saiyanmx89
Find the power series representation of this function
$f(x)=\frac{3}{2x-1}$ , c=2

This is what I did:

$\frac{a}{1-r} = \frac{-3}{1-2x} = -3\sum^\infty_ {n=0} (2x)^n$

Now, what do I do next since its centered at c=2??
• April 11th 2009, 04:05 PM
Jhevon
Quote:

Originally Posted by saiyanmx89
$f(x)=\frac{3}{2x-1}$ , c=2

This is what I did:

$\frac{a}{1-r} = \frac{-3}{1-2x} = -3\sum^\infty_ {n=0} (2x)^n$

Now, what do I do next since its centered at c=2??

Hint: you need to write it in the form $\sum_{n = 0}^\infty C_n (x - 2)^n$

can you figure that out? you do that manipulation before you even get to the first series.
• April 11th 2009, 04:11 PM
saiyanmx89
$-3 \sum^ \infty_ {n=0}2(x-2)^n$ ???
• April 11th 2009, 04:17 PM
Jhevon
Quote:

Originally Posted by saiyanmx89
$-3 \sum^ \infty_ {n=0}2(x-2)^n$ ???

all you did was replace the x in your series with (x - 2)

i said you make the change BEFORE getting to that series.

$\frac 3{2x - 1} = \frac {-3}{1 - 2x} = \frac {-3}{4 - 3 - 2x} = \frac {-3}{-3 -2(x - 2)}$

now go on to forming your series
• April 11th 2009, 04:29 PM
saiyanmx89
(-3)(x-2)^n ?
• April 11th 2009, 04:44 PM
Jhevon
Quote:

Originally Posted by saiyanmx89
(-3)(x-2)^n ?
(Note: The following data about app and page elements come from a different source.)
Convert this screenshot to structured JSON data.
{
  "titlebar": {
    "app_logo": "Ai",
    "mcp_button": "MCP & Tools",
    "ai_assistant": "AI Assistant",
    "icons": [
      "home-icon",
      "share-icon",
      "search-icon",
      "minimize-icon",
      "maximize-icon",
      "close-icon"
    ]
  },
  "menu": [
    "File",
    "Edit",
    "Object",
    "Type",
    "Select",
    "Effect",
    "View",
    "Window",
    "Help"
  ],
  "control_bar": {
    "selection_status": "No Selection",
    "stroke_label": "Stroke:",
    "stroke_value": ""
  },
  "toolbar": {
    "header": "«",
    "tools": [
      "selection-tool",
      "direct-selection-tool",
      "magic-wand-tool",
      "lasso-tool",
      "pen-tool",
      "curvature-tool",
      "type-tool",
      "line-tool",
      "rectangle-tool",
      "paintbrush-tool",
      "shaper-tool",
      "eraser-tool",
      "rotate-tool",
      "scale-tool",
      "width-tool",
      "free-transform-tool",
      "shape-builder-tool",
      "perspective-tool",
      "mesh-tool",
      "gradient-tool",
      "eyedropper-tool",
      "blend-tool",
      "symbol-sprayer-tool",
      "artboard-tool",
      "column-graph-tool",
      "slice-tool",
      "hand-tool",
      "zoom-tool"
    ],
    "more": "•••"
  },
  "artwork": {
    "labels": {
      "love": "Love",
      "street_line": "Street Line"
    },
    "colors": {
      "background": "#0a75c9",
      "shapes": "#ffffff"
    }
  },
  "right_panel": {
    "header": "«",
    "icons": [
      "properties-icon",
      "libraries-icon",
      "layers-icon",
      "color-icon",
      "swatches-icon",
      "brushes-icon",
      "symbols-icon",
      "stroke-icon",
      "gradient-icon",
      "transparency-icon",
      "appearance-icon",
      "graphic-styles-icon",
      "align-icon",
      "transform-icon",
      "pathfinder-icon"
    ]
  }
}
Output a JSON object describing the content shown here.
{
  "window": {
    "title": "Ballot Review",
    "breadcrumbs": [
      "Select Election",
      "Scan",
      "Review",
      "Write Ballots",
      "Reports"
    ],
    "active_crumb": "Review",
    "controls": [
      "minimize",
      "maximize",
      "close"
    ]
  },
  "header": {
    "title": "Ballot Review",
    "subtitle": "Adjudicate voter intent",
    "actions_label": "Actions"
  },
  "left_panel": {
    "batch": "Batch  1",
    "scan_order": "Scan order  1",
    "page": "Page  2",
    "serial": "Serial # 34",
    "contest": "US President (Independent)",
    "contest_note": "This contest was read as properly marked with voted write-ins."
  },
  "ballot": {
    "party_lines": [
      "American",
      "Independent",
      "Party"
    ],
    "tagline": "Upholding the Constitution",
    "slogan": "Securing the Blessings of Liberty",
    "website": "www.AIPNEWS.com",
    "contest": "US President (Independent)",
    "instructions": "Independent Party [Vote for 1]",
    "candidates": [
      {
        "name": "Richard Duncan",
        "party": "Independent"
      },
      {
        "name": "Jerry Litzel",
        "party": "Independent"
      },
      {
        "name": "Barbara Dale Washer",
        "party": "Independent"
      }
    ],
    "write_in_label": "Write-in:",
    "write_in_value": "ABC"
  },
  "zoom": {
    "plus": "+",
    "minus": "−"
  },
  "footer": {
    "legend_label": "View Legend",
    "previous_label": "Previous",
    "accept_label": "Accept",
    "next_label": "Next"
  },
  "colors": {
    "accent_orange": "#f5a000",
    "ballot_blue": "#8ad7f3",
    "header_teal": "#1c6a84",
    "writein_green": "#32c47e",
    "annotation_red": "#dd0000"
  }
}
question: what form for the power series are you trying to use? you are trying to use the fact that $\frac 1{1 - x} = \sum_{n = 0}^\infty x^n$, for $|x| < 1$, am i right?

now look at what we have. does it look like it is in that form? is the constant in the denominator a 1? is it 1 - (some function of x) in the denominator? no it isn't. get it into that form before you make the power series
• April 11th 2009, 04:51 PM
saiyanmx89
Could this work:

$\frac{-3}{1(-3)-2(x-2)}$

But the -3 still needs to be taken out right??
• April 11th 2009, 04:56 PM
Jhevon
Quote:

Originally Posted by saiyanmx89
Could this work:

$\frac{-3}{1(-3)-2(x-2)}$

But the -3 still needs to be taken out right??

yes, you need to factor -1/3 out of the fraction
• April 11th 2009, 05:09 PM
saiyanmx89
I'm sorry for asking such a mundane question but, how would I take out the (1/3)?
• April 11th 2009, 05:14 PM
Jhevon
Quote:

Originally Posted by saiyanmx89
I'm sorry for asking such a mundane question but, how would I take out the (1/3)?

you could start by factoring out -3 from the denominator and then you can just remove it and write -1/3 in front of the fraction. you should review factoring :p

$\frac {-3}{-3 -2(x - 2)} = \frac {-3}{-3 \left[ 1 + \frac {2(x - 2)}3\right]} = \frac 1{1 + \frac {2(x - 2)}3} = \frac 1{1 - \left[ - \frac {2(x - 2)}3\right]}$

now we have the required form.
• April 12th 2009, 09:51 AM
saiyanmx89
Why is this form acceptable then for c=0??

$\frac{-3}{1-2x}$ , c=0

I understand that $\frac{-3}{4-3-2x}$ is the same thing, but is this just something you have to do when the function isn't centered at 0?
• April 12th 2009, 10:46 AM
Jhevon
Quote:

Originally Posted by saiyanmx89
Why is this form acceptable then for c=0??

$\frac{-3}{1-2x}$ , c=0

I understand that $\frac{-3}{4-3-2x}$ is the same thing, but is this just something you have to do when the function isn't centered at 0?

if c = 0 it means you want your function part to look like (x - 0) which happens to just be x. thus, having that x there (possibly times some constant) is good enough. then, you have the constant in front being a "+1", so we have the form. you would NOT change it to 4 - 3 - 2x, because that is getting away from the form you want, which is $\frac 1{1 - f(x)}$, where $f(x)$ is some function in $x$. in general, you would want in this case, $\frac 1{1 - f(x - c)}$